“Engagement suffers,” Josiah-Martin said to the more than 200 nurses, child protection caseworkers, social workers, law enforcement personnel, students and mental health and educational professionals. “And as a result, we fail to meet the needs of the diverse child and family.”
Diversity matters because it affects how people seek health care services, she said.
Josiah-Martin has more than 25 years of experience working as a clinical social worker and is a former director of clinical services at substance abuse and mental health programs in Antigua.
Diversity, whether it be race, sexuality, social or economic factors, should be embraced in order to provide the best care, she said.
Pat Phillips, a licensed clinical social worker at Penobscot Pediatrics in Bangor, said those who work with children often are just “trying to be nice” by ignoring differences.
“It’s the elephant in the living room,” she said during a break in the daylong conference, held at Wells Conference Center on campus.
That is why it’s so important to gather and educate providers to make changes, said Phillips, who admitted to “messing up” and making remarks without thinking in the past. She now considers what she says before she speaks.
“We all play a role in this,” the social worker said. “We have to examine ourselves, be self-aware and self-monitor.”
Former Bangor police Chief Ron Gastia said he was really impressed with the two youngsters with mixed racial backgrounds who spoke during the first panel of the day about surviving foster care without their diversity recognized.
Bonny Dodson, clinical director of United Cerebral Palsy of Maine, said what she took away from the young panelists is that better records need to be kept for children in foster care to learn about their backgrounds.
“That is a key issue,” Dodson said.

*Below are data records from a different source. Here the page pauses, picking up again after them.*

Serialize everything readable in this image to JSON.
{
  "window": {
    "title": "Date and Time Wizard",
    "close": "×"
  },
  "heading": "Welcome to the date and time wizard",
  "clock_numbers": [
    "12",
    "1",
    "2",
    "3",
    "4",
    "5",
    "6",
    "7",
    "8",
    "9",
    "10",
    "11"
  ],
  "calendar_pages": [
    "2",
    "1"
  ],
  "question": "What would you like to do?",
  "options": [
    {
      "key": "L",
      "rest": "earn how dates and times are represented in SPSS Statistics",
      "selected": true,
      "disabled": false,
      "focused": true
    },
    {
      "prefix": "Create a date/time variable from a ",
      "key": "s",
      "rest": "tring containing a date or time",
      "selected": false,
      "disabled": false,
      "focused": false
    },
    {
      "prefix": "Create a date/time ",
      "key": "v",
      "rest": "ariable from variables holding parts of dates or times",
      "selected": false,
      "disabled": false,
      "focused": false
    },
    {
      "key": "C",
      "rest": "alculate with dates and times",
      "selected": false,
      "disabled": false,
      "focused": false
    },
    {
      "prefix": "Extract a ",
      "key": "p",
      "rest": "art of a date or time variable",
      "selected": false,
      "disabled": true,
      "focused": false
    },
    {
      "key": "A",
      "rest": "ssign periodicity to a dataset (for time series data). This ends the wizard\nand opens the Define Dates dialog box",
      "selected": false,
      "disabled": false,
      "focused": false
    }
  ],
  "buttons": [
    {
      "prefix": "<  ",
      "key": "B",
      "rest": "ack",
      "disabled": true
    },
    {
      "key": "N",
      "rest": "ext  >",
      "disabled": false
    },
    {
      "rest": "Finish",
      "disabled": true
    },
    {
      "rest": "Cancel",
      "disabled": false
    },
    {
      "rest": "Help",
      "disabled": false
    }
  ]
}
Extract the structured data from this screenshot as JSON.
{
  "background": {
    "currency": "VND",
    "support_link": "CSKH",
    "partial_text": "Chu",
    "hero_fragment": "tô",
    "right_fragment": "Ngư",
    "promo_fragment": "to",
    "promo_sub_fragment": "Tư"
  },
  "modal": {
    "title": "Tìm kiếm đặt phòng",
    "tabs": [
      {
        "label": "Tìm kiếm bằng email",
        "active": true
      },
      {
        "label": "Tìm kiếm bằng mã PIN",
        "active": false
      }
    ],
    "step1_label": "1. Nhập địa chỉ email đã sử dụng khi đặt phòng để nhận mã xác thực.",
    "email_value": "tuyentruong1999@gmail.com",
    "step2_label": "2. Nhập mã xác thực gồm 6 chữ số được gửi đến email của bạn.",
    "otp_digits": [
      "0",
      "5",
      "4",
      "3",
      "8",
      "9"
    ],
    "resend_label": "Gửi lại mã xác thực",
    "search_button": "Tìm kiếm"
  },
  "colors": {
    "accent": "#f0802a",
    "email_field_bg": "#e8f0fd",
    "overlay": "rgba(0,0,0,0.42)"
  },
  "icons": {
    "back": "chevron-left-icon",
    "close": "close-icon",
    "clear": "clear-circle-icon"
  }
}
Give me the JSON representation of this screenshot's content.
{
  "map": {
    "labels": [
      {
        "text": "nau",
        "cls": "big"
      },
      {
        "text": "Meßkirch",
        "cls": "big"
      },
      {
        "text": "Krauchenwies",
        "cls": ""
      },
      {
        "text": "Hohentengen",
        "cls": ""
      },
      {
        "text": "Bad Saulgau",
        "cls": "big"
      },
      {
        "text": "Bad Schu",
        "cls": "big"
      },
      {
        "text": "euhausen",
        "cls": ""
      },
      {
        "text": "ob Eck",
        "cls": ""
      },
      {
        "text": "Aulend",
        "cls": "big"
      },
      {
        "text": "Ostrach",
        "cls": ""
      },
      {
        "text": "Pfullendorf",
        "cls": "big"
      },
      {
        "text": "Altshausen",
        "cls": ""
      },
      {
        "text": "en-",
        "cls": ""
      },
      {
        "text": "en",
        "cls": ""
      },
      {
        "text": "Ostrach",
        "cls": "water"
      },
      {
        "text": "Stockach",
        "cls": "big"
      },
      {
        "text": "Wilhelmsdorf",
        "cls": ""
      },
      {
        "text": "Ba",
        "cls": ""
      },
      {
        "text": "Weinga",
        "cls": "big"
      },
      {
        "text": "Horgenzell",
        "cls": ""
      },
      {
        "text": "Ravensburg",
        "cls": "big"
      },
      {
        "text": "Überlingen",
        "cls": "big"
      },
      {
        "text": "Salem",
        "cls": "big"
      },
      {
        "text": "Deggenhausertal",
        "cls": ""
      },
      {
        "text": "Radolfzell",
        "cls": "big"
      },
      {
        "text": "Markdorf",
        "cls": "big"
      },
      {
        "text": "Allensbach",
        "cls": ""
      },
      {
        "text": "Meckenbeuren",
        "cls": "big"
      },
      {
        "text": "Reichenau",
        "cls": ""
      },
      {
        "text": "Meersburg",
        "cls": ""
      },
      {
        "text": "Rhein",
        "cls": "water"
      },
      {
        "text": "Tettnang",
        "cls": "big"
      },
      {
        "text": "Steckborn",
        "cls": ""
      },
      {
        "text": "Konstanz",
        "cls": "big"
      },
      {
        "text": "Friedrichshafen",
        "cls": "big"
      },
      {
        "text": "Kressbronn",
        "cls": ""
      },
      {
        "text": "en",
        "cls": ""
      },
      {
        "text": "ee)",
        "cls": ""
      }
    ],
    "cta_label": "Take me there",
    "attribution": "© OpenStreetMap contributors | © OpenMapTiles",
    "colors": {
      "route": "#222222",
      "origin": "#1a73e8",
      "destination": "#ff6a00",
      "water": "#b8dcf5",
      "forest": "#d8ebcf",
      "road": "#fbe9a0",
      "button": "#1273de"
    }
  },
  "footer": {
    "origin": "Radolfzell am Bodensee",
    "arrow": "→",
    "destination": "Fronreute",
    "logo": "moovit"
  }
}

Without records, children in foster care don’t know about their biological background or their family’s medical history, and therefore can’t recognize or celebrate their cultural diversity, she said. Oftentimes records are kept from children to “protect them” from the realities of why they were removed from their families, but “they know,” Phillips said.